Dataset rows describing interfaces

┄┄┄┄┄┄

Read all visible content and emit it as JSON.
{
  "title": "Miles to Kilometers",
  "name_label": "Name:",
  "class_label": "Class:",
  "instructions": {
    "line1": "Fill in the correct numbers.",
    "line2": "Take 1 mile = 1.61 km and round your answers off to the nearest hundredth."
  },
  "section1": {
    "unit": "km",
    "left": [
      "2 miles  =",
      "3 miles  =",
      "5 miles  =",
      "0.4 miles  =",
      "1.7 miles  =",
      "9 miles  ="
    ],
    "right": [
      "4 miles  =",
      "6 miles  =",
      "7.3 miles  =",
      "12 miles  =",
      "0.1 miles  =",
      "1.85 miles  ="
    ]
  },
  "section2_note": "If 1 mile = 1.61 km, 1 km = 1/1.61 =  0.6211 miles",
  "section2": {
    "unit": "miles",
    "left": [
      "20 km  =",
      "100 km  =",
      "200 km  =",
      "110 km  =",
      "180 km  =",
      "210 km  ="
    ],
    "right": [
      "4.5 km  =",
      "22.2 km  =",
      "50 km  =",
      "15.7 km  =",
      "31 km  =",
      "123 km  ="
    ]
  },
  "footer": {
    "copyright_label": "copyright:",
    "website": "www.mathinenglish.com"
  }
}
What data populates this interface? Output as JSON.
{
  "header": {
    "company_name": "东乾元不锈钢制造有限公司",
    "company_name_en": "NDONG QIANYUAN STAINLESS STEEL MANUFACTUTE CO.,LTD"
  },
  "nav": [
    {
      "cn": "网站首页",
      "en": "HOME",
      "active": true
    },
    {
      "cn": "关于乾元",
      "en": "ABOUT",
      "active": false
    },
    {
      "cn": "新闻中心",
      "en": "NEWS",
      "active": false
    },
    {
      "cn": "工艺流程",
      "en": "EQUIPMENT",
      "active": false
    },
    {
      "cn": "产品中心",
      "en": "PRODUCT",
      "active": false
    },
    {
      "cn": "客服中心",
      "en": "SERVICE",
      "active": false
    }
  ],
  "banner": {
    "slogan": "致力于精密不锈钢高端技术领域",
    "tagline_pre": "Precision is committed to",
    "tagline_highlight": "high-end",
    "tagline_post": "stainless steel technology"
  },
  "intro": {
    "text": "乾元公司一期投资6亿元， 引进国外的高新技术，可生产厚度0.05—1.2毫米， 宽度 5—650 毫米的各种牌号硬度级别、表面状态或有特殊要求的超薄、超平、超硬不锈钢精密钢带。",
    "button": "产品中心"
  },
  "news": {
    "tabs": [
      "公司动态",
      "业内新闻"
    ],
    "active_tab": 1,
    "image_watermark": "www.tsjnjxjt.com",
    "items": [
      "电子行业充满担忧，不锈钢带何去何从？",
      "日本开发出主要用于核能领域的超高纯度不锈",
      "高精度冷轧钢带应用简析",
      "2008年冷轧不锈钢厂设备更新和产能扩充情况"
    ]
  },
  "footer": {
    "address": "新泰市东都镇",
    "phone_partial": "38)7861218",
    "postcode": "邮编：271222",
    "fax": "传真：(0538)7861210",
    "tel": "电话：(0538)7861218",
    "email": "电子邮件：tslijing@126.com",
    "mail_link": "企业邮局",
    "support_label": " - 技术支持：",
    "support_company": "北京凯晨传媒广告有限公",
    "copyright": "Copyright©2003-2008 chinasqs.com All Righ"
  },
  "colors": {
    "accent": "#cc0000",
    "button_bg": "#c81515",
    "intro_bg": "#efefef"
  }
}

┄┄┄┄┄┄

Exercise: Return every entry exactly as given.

The answer:
Read all visible content and emit it as JSON.
{
  "title": "Miles to Kilometers",
  "name_label": "Name:",
  "class_label": "Class:",
  "instructions": {
    "line1": "Fill in the correct numbers.",
    "line2": "Take 1 mile = 1.61 km and round your answers off to the nearest hundredth."
  },
  "section1": {
    "unit": "km",
    "left": [
      "2 miles  =",
      "3 miles  =",
      "5 miles  =",
      "0.4 miles  =",
      "1.7 miles  =",
      "9 miles  ="
    ],
    "right": [
      "4 miles  =",
      "6 miles  =",
      "7.3 miles  =",
      "12 miles  =",
      "0.1 miles  =",
      "1.85 miles  ="
    ]
  },
  "section2_note": "If 1 mile = 1.61 km, 1 km = 1/1.61 =  0.6211 miles",
  "section2": {
    "unit": "miles",
    "left": [
      "20 km  =",
      "100 km  =",
      "200 km  =",
      "110 km  =",
      "180 km  =",
      "210 km  ="
    ],
    "right": [
      "4.5 km  =",
      "22.2 km  =",
      "50 km  =",
      "15.7 km  =",
      "31 km  =",
      "123 km  ="
    ]
  },
  "footer": {
    "copyright_label": "copyright:",
    "website": "www.mathinenglish.com"
  }
}
What data populates this interface? Output as JSON.
{
  "header": {
    "company_name": "东乾元不锈钢制造有限公司",
    "company_name_en": "NDONG QIANYUAN STAINLESS STEEL MANUFACTUTE CO.,LTD"
  },
  "nav": [
    {
      "cn": "网站首页",
      "en": "HOME",
      "active": true
    },
    {
      "cn": "关于乾元",
      "en": "ABOUT",
      "active": false
    },
    {
      "cn": "新闻中心",
      "en": "NEWS",
      "active": false
    },
    {
      "cn": "工艺流程",
      "en": "EQUIPMENT",
      "active": false
    },
    {
      "cn": "产品中心",
      "en": "PRODUCT",
      "active": false
    },
    {
      "cn": "客服中心",
      "en": "SERVICE",
      "active": false
    }
  ],
  "banner": {
    "slogan": "致力于精密不锈钢高端技术领域",
    "tagline_pre": "Precision is committed to",
    "tagline_highlight": "high-end",
    "tagline_post": "stainless steel technology"
  },
  "intro": {
    "text": "乾元公司一期投资6亿元， 引进国外的高新技术，可生产厚度0.05—1.2毫米， 宽度 5—650 毫米的各种牌号硬度级别、表面状态或有特殊要求的超薄、超平、超硬不锈钢精密钢带。",
    "button": "产品中心"
  },
  "news": {
    "tabs": [
      "公司动态",
      "业内新闻"
    ],
    "active_tab": 1,
    "image_watermark": "www.tsjnjxjt.com",
    "items": [
      "电子行业充满担忧，不锈钢带何去何从？",
      "日本开发出主要用于核能领域的超高纯度不锈",
      "高精度冷轧钢带应用简析",
      "2008年冷轧不锈钢厂设备更新和产能扩充情况"
    ]
  },
  "footer": {
    "address": "新泰市东都镇",
    "phone_partial": "38)7861218",
    "postcode": "邮编：271222",
    "fax": "传真：(0538)7861210",
    "tel": "电话：(0538)7861218",
    "email": "电子邮件：tslijing@126.com",
    "mail_link": "企业邮局",
    "support_label": " - 技术支持：",
    "support_company": "北京凯晨传媒广告有限公",
    "copyright": "Copyright©2003-2008 chinasqs.com All Righ"
  },
  "colors": {
    "accent": "#cc0000",
    "button_bg": "#c81515",
    "intro_bg": "#efefef"
  }
}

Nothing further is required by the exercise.